At some point, your needs are going to outgrow the capabilities of your computer. You may find yourself in need of more hard drive space for all those videos and mp3s that you download, for example. Or maybe that cool new programming language you've been dying to try requires more memory than what your computer currently has. Unless the activities on your computer are restricted to pure textual output (plain text files), your computer is going to get filled with a lot of "stuff" - stuff that can overfill a PC's capacity too much for the computer to function well.
The problem is that while upgrading a computer is always an option, technology advances so fast that newer products (such as memory chips, new drives, etc.) aren't always compatible with the machines that we own. This is a common occurrence when newer pieces of hardware require the programming of a newer operating system. Sure, one could upgrade the operating system to accommodate the demands of a new piece of hardware, but trouble starts when that new operating system requires new hardware in return. If we're not careful, we could end up replacing almost every hard and soft part of a computer that we own - all in an effort to upgrade! Upgrading in this fashion is not only silly to do, it's also costly - more costly than simply buying a new computer.
But once the decision to buy a computer is made, what can be done with the old one? There are alternatives to selling a computer and this article is going to introduce a few of them.
- Give it to the kids
- Donate it to a less-fortunate or less-literate family member
- Convert the machine into a storage area

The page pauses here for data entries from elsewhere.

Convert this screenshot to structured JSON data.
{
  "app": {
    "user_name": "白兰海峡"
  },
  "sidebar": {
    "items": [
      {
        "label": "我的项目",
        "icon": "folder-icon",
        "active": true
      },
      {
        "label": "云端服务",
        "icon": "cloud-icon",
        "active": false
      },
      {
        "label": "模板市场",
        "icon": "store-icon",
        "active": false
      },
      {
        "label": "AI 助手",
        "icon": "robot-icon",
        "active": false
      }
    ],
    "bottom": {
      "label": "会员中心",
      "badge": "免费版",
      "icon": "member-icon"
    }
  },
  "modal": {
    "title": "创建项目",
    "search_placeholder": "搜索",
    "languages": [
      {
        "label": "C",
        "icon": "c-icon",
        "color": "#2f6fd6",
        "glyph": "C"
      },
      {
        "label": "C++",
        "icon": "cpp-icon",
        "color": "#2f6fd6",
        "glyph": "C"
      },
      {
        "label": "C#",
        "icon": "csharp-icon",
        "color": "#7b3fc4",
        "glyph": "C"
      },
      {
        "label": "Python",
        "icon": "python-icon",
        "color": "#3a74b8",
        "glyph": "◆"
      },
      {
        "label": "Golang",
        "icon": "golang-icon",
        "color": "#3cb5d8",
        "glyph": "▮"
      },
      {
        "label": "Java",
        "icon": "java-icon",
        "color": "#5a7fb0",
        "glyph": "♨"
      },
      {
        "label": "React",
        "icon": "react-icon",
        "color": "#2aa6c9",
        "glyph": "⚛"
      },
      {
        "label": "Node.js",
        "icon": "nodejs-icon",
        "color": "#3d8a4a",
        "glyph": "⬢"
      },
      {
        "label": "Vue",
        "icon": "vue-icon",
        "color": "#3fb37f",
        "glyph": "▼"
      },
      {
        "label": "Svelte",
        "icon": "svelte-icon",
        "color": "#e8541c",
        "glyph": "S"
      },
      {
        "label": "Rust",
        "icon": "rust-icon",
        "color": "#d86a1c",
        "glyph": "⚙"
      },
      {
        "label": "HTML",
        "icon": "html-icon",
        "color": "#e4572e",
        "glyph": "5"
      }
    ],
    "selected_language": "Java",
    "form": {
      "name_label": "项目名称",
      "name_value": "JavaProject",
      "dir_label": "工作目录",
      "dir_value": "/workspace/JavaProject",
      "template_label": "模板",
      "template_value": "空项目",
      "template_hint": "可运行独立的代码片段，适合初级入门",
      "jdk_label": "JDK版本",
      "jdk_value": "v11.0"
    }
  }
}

As you can see, old computers still serve a purpose either for you or for someone else. And although selling an old computer is always an option, there are a number of things that you can do with an old computer. All that's required is a little "out of the box" thinking and a grateful recipient.